Left: add the hot water and fill up to almost the lip. Right: fill with water, stir, and clip the filter cap into place.
Now, carefully flip the AeroPress into your coffee cup, then press for a further 30 seconds as with the normal-espresso method. This should provide you with a full cup of coffee, although you can obviously add more water if required.
Left: carefully flip the AeroPress into the coffee cup. Right: a full cup of coffee (no added water)
In all methods, cleanup is the same, and relatively quick and painless. First, unscrew the filter cap carefully, peel off the filter (if you plan to reuse it, otherwise just leave it in place), aim your AeroPress over the bin and press down firmly on top of the syringe until it pops the coffee-ground puck out.
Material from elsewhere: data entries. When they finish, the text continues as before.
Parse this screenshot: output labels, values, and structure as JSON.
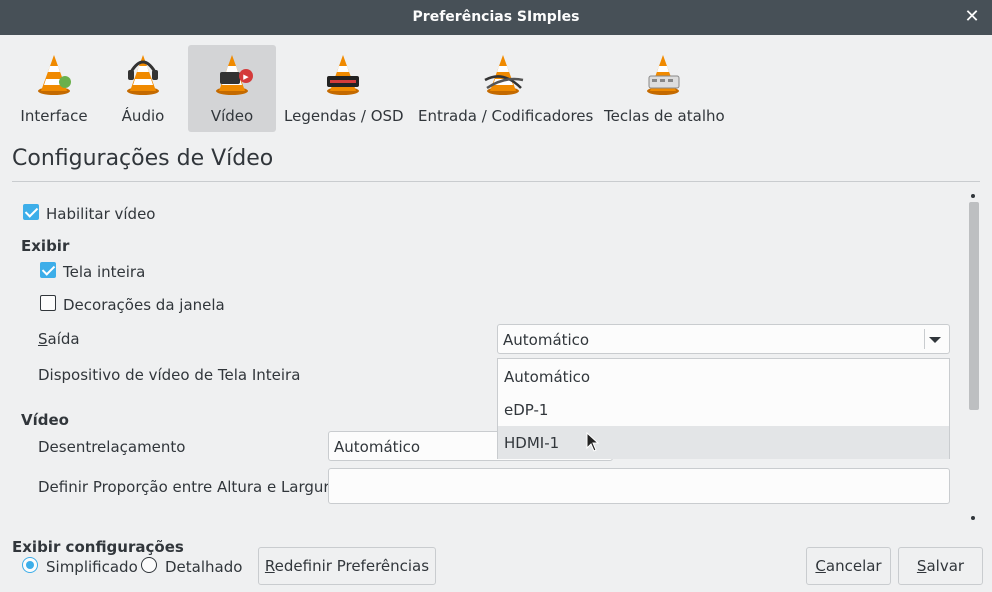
{
  "window": {
    "title": "Preferências SImples",
    "close_icon": "close-icon"
  },
  "tabs": [
    {
      "label": "Interface",
      "icon": "vlc-cone-interface-icon",
      "selected": false
    },
    {
      "label": "Áudio",
      "icon": "vlc-cone-headphones-icon",
      "selected": false
    },
    {
      "label": "Vídeo",
      "icon": "vlc-cone-video-icon",
      "selected": true
    },
    {
      "label": "Legendas / OSD",
      "icon": "vlc-cone-subtitles-icon",
      "selected": false
    },
    {
      "label": "Entrada / Codificadores",
      "icon": "vlc-cone-cables-icon",
      "selected": false
    },
    {
      "label": "Teclas de atalho",
      "icon": "vlc-cone-hotkeys-icon",
      "selected": false
    }
  ],
  "section": {
    "title": "Configurações de Vídeo"
  },
  "enable_video": {
    "label": "Habilitar vídeo",
    "checked": true
  },
  "display": {
    "heading": "Exibir",
    "fullscreen": {
      "label": "Tela inteira",
      "checked": true
    },
    "decorations": {
      "label": "Decorações da janela",
      "checked": false
    },
    "output": {
      "label": "Saída",
      "mnemonic": "S",
      "rest": "aída",
      "value": "Automático"
    },
    "fullscreen_device": {
      "label": "Dispositivo de vídeo de Tela Inteira"
    }
  },
  "dropdown": {
    "options": [
      "Automático",
      "eDP-1",
      "HDMI-1"
    ],
    "hovered": "HDMI-1"
  },
  "video": {
    "heading": "Vídeo",
    "deinterlace": {
      "label": "Desentrelaçamento",
      "value": "Automático"
    },
    "aspect_ratio": {
      "label": "Definir Proporção entre Altura e Largura",
      "value": ""
    }
  },
  "footer": {
    "show_settings_label": "Exibir configurações",
    "simple": {
      "label": "Simplificado",
      "checked": true
    },
    "detailed": {
      "label": "Detalhado",
      "checked": false
    },
    "reset": {
      "mnemonic": "R",
      "rest": "edefinir Preferências"
    },
    "cancel": {
      "mnemonic": "C",
      "rest": "ancelar"
    },
    "save": {
      "mnemonic": "S",
      "rest": "alvar"
    }
  },
  "colors": {
    "accent": "#3daee9",
    "titlebar": "#475057",
    "background": "#eff0f1",
    "cone_orange": "#f08a00"
  }
}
Rinse the excess coffee off the AeroPress parts, then wash with soapy water and allow to dry. Easy!
Hopefully I’ve managed to convey my love of the AeroPress well here. A couple of final tips that I’ve picked up while using the AeroPress:
Don’t clip the filter cap on for storage. When storing your AeroPress, assuming that you keep it assembled, don’t clip on the filter cap. You want to push the rubber seal all the way through the cylinder, and doing this will mean you don’t have space to clip on the filter cap. This is a good thing; if your filter cap is clipped in place, it means the rubber seal isn’t fully through the cylinder, and can deform if left for long periods of time in this state.
No pressure. Both in a literal sense and a metaphorical sense. When pressing the syringe, don’t feel like you need to force down with all your might. The weight of your forearm and gravity should be enough to press your coffee through in the correct amount of time. Relax.
If you don’t already have an AeroPress, they can be picked up reasonably cheaply in most quality coffee stores, or online stores such as Amazon generally have them. They retail for around £20-25, and a pack of 350 replacement filters is around £4-5 (as is a third-party reusable metal filter), so nothing to break the bank. If you’re thinking about diving into the world of good quality coffee, you need look no further than the Aerobie AeroPress.
Now, if you’ll excuse me, I’m suddenly feeling the urge to make myself a cup of coffee.